Last week, Public Knowledge and the Organization of American States (OAS) organized a joint roundtable on “Cybersecurity and Civil Society in the Americas,” which took place at the OAS headquarters in Washington, D.C. Thanks to the support of Open Society Foundations, the roundtable included civil society organizations from all over the Americans: Derechos Digitales, Instituto Brasileiro de Defesa do Consumidor (IDEC), ADC Asociación por los Derechos Civiles (ADC), Centro de Estudios Legales y Sociales (CELS), Karisma, TEDIC, Red en Defensa de los Derechos Digitales (R3D), CodingRights, InternetLab, Datos Protegidos, Ipandetec, Hiperderecho, Access Now, New America, and more. It also included the active participation of high-ranking members of the Canadian, American, Colombian, and Guatemalan governments, the Brazilian Armed Forces, and private organizations.
Imagine if Comcast owned iHeartradio, the New York Times, and AT&T. And in many places, your only option for an Internet Service Provider is Comcast. Your news would be provided by Comcast. Your cable TV: Comcast. Your favorite radio stations: also Comcast. Scary, right?
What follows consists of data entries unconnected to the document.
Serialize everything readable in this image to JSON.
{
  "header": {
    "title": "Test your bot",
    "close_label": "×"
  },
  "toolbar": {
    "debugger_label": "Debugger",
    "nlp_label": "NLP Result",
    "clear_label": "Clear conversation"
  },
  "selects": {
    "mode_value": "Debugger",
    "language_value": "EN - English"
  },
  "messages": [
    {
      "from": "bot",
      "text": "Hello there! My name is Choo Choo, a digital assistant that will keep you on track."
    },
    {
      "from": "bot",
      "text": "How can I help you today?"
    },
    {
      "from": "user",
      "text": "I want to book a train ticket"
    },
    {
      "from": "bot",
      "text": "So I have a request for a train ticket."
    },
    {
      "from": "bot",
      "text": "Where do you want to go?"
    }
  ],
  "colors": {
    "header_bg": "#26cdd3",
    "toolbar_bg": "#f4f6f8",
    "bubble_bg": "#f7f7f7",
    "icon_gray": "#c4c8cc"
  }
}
Yet, that is exactly what will happen in South America’s second largest economy, Argentina, if the proposed merger of Cablevision (the telecom branch of Grupo Clarín, Argentina’s largest media conglomerate) and Telecom (one of the two telecommunications companies resulting from the privatization of Argentina’s national monopoly in 1990) goes through.
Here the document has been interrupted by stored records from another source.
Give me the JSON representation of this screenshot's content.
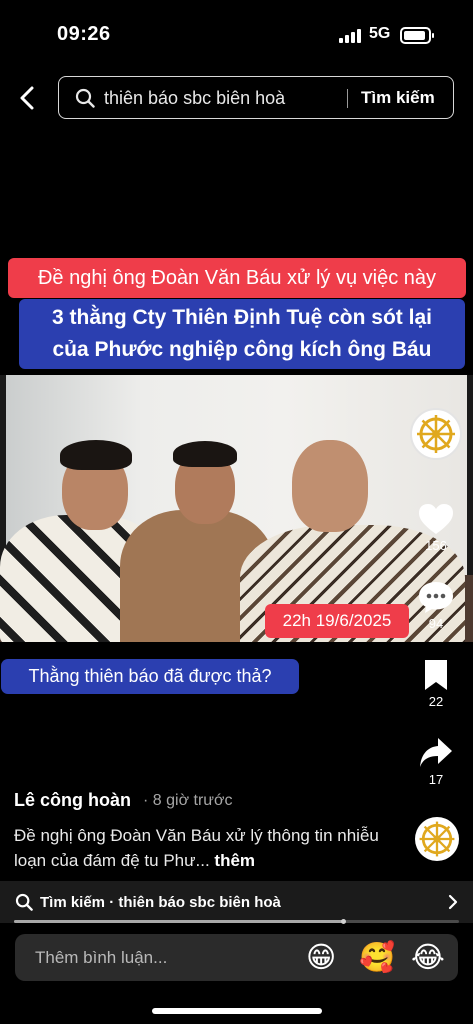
{
  "status_bar": {
    "time": "09:26",
    "network": "5G",
    "battery_level": 0.85
  },
  "header": {
    "back_icon": "chevron-left-icon",
    "search_icon": "search-icon",
    "search_query": "thiên báo sbc biên hoà",
    "search_button": "Tìm kiếm"
  },
  "video": {
    "caption_red": "Đề nghị ông Đoàn Văn Báu xử lý vụ việc này",
    "caption_blue_line1": "3 thằng Cty Thiên Định Tuệ còn sót lại",
    "caption_blue_line2": "của Phước nghiệp công kích ông Báu",
    "date_tag": "22h 19/6/2025",
    "question_caption": "Thằng thiên báo đã được thả?"
  },
  "rail": {
    "likes": "156",
    "comments": "94",
    "saves": "22",
    "shares": "17",
    "avatar_icon": "dharma-wheel-icon"
  },
  "post": {
    "author": "Lê công hoàn",
    "time_ago": "· 8 giờ trước",
    "description": "Đề nghị ông Đoàn Văn Báu xử lý thông tin nhiễu loạn của đám đệ tu Phư...",
    "more": "thêm"
  },
  "related_search": {
    "text": "Tìm kiếm · thiên báo sbc biên hoà",
    "progress": 0.74
  },
  "comment_bar": {
    "placeholder": "Thêm bình luận...",
    "emojis": [
      "😁",
      "🥰",
      "😂"
    ]
  },
  "colors": {
    "caption_red": "#ef3d4a",
    "caption_blue": "#2b3fb0",
    "dharma_gold": "#e0a81e"
  }
}
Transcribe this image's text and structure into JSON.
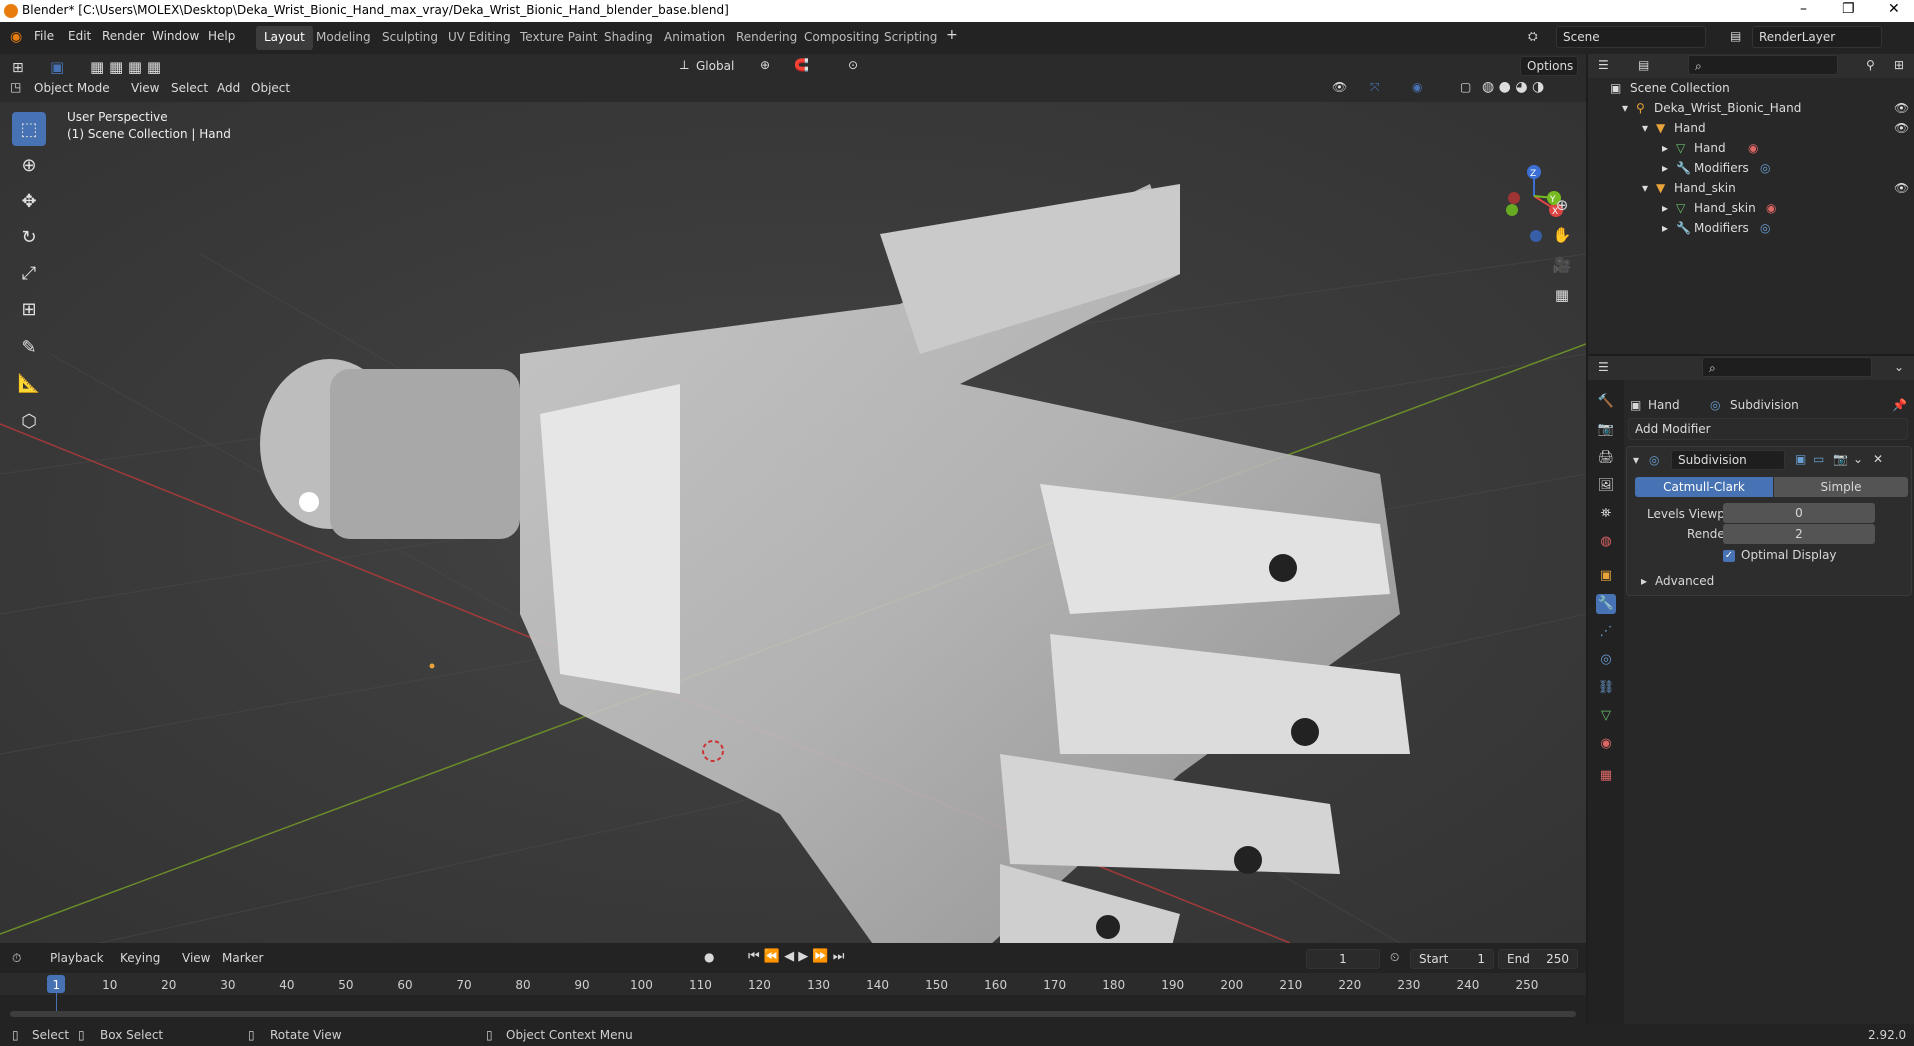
{
  "window": {
    "title": "Blender* [C:\\Users\\MOLEX\\Desktop\\Deka_Wrist_Bionic_Hand_max_vray/Deka_Wrist_Bionic_Hand_blender_base.blend]",
    "minimize": "–",
    "restore": "❐",
    "close": "✕"
  },
  "menu": {
    "file": "File",
    "edit": "Edit",
    "render": "Render",
    "window": "Window",
    "help": "Help"
  },
  "workspaces": [
    "Layout",
    "Modeling",
    "Sculpting",
    "UV Editing",
    "Texture Paint",
    "Shading",
    "Animation",
    "Rendering",
    "Compositing",
    "Scripting"
  ],
  "scene": {
    "label": "Scene",
    "layer": "RenderLayer"
  },
  "viewport": {
    "mode": "Object Mode",
    "view": "View",
    "select": "Select",
    "add": "Add",
    "object": "Object",
    "orientation": "Global",
    "options": "Options",
    "perspective": "User Perspective",
    "collection_info": "(1) Scene Collection | Hand",
    "axes": {
      "x": "X",
      "y": "Y",
      "z": "Z"
    }
  },
  "outliner": {
    "rows": [
      {
        "label": "Scene Collection"
      },
      {
        "label": "Deka_Wrist_Bionic_Hand"
      },
      {
        "label": "Hand"
      },
      {
        "label": "Hand"
      },
      {
        "label": "Modifiers"
      },
      {
        "label": "Hand_skin"
      },
      {
        "label": "Hand_skin"
      },
      {
        "label": "Modifiers"
      }
    ]
  },
  "properties": {
    "object_name": "Hand",
    "modifier_type": "Subdivision",
    "add_modifier": "Add Modifier",
    "modifier_name": "Subdivision",
    "algo_catmull": "Catmull-Clark",
    "algo_simple": "Simple",
    "levels_viewport_label": "Levels Viewport",
    "levels_viewport_value": "0",
    "render_label": "Render",
    "render_value": "2",
    "optimal_display": "Optimal Display",
    "advanced": "Advanced"
  },
  "timeline": {
    "playback": "Playback",
    "keying": "Keying",
    "view": "View",
    "marker": "Marker",
    "current_frame": "1",
    "start_label": "Start",
    "start_value": "1",
    "end_label": "End",
    "end_value": "250",
    "ticks": [
      "1",
      "10",
      "20",
      "30",
      "40",
      "50",
      "60",
      "70",
      "80",
      "90",
      "100",
      "110",
      "120",
      "130",
      "140",
      "150",
      "160",
      "170",
      "180",
      "190",
      "200",
      "210",
      "220",
      "230",
      "240",
      "250"
    ]
  },
  "status": {
    "select": "Select",
    "box_select": "Box Select",
    "rotate_view": "Rotate View",
    "context_menu": "Object Context Menu",
    "version": "2.92.0"
  },
  "colors": {
    "accent": "#4772b3",
    "active_orange": "#e87d0d"
  }
}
Recently, the United States Trade Representative Robert Lighthizer published a summary of the Trump Administration’s objectives for renegotiating the North American Free Trade Agreement (NAFTA). Public Knowledge finds that these objectives will harm American consumers and innovators.